Attorney General Eric Holder plans to push, during his final weeks in office, a new standard of proof for civil-rights offenses, saying in an exit interview with POLITICO that such a change would make the federal government “a better backstop” against discrimination in cases like Ferguson and Trayvon Martin.

In a lengthy discussion ranging from his own exposure to the civil rights movement of the ’60s to today’s controversies surrounding the shootings of Trayvon Martin and Michael Brown, Holder also acknowledged that he felt some of his own struggles with Republicans in Congress during his six years in office were driven partly by race.

Read more:

Bipartisan sentencing bill gets White House support

WASHINGTON — President Obama is throwing his support behind a bipartisan proposal to change the nation's sentencing laws by cutting many mandatory minimum sentences in half.

That commitment came out of a meeting with 16 members of Congress at the White House Tuesday night, called by the president to gather their ideas on how to overhaul the criminal justice system.

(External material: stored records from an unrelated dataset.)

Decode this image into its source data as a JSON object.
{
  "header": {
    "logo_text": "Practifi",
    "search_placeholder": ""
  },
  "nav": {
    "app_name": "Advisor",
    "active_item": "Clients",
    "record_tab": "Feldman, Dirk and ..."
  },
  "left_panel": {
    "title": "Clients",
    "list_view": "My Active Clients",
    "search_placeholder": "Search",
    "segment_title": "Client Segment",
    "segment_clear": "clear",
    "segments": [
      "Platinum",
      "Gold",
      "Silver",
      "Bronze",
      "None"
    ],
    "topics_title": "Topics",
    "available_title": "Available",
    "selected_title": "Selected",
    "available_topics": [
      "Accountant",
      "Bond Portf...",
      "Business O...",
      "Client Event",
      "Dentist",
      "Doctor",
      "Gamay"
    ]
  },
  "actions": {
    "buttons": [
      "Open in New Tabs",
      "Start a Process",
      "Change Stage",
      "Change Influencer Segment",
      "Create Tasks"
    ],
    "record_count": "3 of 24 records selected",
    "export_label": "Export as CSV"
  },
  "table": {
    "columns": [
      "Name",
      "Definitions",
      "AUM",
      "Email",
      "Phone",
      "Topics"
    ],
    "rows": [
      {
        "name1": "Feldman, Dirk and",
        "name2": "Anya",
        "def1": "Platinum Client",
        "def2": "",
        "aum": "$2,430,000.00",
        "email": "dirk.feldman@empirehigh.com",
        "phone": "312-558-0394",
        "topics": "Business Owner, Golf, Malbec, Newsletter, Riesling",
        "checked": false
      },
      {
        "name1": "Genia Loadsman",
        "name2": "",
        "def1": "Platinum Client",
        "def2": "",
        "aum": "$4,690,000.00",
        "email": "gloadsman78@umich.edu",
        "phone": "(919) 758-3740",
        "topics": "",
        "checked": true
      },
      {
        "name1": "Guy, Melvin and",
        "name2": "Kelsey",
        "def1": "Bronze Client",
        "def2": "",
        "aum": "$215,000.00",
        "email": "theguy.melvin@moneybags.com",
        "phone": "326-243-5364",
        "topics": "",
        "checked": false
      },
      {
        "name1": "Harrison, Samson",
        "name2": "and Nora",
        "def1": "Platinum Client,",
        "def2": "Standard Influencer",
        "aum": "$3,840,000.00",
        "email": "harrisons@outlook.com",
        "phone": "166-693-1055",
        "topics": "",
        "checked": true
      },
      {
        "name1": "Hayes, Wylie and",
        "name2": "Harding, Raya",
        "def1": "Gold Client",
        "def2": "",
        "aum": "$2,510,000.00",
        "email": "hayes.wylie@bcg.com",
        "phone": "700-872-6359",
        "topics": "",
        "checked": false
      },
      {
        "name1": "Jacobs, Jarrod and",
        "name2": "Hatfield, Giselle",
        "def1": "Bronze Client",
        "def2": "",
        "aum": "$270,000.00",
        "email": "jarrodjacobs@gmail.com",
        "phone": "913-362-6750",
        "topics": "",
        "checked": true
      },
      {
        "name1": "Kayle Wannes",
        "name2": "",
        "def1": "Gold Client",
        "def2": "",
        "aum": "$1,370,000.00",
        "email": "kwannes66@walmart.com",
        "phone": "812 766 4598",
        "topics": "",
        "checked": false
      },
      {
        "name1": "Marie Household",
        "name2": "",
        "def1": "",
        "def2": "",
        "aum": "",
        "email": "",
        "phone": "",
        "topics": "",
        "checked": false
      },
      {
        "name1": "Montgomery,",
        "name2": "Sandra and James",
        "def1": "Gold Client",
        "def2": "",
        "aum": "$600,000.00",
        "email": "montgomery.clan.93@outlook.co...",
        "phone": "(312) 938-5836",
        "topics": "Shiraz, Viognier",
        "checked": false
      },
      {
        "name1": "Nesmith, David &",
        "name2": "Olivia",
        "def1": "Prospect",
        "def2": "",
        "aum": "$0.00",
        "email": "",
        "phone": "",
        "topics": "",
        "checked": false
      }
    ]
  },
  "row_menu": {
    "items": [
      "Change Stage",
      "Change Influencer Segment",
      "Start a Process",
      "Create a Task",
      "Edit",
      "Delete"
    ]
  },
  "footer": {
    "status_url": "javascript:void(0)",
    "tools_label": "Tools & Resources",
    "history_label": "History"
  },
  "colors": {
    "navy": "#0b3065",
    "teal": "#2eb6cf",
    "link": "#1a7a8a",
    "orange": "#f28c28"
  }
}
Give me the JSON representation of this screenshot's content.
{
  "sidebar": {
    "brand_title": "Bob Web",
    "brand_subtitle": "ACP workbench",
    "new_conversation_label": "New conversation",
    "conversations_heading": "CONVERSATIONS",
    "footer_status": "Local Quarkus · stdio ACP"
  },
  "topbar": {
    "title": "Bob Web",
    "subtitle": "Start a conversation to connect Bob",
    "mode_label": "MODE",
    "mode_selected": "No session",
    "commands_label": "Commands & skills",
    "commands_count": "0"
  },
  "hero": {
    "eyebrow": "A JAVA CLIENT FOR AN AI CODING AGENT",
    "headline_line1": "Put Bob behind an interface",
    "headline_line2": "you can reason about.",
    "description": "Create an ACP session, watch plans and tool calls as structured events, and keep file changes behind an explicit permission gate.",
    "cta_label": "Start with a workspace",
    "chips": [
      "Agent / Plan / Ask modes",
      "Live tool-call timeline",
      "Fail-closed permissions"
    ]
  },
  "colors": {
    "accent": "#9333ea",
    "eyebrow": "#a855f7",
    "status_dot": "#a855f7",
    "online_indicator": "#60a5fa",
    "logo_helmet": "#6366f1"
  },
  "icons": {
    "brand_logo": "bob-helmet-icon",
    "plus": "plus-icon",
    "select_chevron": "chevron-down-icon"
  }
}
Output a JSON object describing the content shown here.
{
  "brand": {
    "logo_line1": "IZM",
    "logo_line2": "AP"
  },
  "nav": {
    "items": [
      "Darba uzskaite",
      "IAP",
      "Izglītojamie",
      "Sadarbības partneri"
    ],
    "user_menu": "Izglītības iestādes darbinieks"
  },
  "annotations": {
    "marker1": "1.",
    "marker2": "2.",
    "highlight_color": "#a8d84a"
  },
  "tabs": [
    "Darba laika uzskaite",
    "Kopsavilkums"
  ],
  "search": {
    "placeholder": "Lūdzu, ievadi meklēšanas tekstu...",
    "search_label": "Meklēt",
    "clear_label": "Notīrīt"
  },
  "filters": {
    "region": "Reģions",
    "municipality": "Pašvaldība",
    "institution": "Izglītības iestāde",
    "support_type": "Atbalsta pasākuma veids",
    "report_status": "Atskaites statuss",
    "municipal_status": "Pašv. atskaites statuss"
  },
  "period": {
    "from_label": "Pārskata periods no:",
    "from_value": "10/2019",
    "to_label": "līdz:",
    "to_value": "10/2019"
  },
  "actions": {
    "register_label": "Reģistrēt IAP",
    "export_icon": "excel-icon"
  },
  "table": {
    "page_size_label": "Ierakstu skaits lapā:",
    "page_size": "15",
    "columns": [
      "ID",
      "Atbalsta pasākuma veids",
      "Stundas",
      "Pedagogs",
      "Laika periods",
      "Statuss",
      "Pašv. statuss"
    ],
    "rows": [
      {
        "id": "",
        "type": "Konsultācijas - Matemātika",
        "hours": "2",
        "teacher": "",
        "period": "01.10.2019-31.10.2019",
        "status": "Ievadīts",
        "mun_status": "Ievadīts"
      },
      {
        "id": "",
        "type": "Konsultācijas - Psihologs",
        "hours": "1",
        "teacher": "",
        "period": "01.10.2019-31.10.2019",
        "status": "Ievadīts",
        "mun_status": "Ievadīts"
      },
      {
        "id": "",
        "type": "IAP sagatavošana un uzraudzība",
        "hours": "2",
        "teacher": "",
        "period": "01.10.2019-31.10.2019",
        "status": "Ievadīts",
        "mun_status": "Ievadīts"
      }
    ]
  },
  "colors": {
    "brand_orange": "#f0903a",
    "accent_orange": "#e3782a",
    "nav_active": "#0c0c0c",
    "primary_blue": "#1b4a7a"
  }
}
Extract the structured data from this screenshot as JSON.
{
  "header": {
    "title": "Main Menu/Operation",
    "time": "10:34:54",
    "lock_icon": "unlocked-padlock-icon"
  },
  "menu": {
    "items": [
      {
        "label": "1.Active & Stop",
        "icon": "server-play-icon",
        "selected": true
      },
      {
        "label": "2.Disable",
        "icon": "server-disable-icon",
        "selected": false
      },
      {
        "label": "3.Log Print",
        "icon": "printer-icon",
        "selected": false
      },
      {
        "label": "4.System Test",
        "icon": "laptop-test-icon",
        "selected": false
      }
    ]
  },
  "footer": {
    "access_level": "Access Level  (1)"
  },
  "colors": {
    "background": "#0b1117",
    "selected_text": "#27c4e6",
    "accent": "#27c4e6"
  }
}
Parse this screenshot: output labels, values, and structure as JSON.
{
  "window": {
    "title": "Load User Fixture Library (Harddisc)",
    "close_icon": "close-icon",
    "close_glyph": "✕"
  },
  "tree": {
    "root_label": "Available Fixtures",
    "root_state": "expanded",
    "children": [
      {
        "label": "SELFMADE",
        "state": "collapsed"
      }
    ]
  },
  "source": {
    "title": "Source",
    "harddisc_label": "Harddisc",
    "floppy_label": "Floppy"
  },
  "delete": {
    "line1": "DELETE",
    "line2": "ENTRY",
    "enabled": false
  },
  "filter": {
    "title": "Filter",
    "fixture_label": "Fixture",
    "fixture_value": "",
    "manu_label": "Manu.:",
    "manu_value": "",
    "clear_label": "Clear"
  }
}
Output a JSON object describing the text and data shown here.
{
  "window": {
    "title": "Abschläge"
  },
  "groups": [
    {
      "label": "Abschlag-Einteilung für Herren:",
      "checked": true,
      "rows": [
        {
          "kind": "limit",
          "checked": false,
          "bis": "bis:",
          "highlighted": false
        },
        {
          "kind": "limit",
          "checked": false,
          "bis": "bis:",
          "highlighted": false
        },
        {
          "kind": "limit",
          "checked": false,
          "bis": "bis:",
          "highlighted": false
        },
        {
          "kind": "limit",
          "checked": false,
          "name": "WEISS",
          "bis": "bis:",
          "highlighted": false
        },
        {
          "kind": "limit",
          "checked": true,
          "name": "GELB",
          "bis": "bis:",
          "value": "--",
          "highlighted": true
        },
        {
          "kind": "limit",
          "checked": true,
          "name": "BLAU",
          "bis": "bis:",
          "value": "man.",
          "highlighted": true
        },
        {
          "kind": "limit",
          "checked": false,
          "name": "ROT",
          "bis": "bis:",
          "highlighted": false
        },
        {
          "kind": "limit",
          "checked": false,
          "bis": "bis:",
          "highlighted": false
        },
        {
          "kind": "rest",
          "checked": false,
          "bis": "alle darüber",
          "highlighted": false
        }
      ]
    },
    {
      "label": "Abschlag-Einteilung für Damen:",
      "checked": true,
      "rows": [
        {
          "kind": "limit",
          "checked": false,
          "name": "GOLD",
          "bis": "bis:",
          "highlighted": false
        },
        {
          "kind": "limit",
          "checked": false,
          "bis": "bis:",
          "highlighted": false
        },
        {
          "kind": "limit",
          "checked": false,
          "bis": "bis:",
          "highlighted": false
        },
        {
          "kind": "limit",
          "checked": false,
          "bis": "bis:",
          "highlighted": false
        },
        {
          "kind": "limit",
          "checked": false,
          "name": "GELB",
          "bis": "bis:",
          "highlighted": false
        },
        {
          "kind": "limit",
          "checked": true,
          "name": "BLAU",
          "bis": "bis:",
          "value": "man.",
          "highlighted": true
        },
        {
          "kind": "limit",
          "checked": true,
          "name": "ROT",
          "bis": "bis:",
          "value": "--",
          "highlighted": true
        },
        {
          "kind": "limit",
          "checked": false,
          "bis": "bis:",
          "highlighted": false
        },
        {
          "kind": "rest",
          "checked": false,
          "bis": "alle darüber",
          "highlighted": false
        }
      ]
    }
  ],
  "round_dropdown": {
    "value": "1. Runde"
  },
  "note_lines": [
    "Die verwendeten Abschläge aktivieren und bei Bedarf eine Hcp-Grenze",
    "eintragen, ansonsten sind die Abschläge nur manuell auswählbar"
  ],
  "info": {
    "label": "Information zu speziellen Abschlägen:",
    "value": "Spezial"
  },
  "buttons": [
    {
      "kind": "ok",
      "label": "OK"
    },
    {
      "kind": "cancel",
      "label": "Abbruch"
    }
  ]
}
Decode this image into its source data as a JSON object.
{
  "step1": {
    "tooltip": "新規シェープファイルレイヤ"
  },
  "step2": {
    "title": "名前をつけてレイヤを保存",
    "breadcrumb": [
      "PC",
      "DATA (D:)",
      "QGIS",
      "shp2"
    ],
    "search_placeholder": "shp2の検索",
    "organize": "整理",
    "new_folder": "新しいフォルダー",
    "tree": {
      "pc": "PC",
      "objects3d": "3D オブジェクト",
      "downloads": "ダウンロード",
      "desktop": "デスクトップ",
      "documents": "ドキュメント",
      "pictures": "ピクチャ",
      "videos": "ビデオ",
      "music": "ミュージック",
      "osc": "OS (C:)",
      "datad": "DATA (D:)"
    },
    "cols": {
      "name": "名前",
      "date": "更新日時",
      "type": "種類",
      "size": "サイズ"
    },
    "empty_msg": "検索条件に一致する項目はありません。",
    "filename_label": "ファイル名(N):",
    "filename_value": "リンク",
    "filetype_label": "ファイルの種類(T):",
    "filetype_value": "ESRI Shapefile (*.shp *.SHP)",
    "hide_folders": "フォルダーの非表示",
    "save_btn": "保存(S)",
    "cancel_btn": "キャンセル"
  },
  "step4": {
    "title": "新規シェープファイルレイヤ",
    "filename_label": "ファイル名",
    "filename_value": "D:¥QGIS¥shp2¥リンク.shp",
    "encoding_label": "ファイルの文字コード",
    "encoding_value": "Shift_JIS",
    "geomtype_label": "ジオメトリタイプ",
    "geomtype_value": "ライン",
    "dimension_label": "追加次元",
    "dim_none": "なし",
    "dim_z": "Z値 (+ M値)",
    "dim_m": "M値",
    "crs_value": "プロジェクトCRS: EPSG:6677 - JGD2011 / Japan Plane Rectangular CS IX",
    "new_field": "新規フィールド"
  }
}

Members of Congress who attended said the main topic of conversation was the Smarter Sentencing Act, a bill sponsored by Rep. Raul Labrador, R-Idaho, that would reduce mandatory minimum sentences for non-violent drug offenders.

Obama supported a similar bill in the last Congress, but the current proposal goes even further. Mandatory life sentences would be reduced to 20 years — effectively cutting life sentences in half because the current life sentence averages 40 years.

Another change: Those convicted of importing drugs into the United States would not be eligible for the reduced sentences unless they were merely couriers whose role was limited to transporting or storing drugs or money.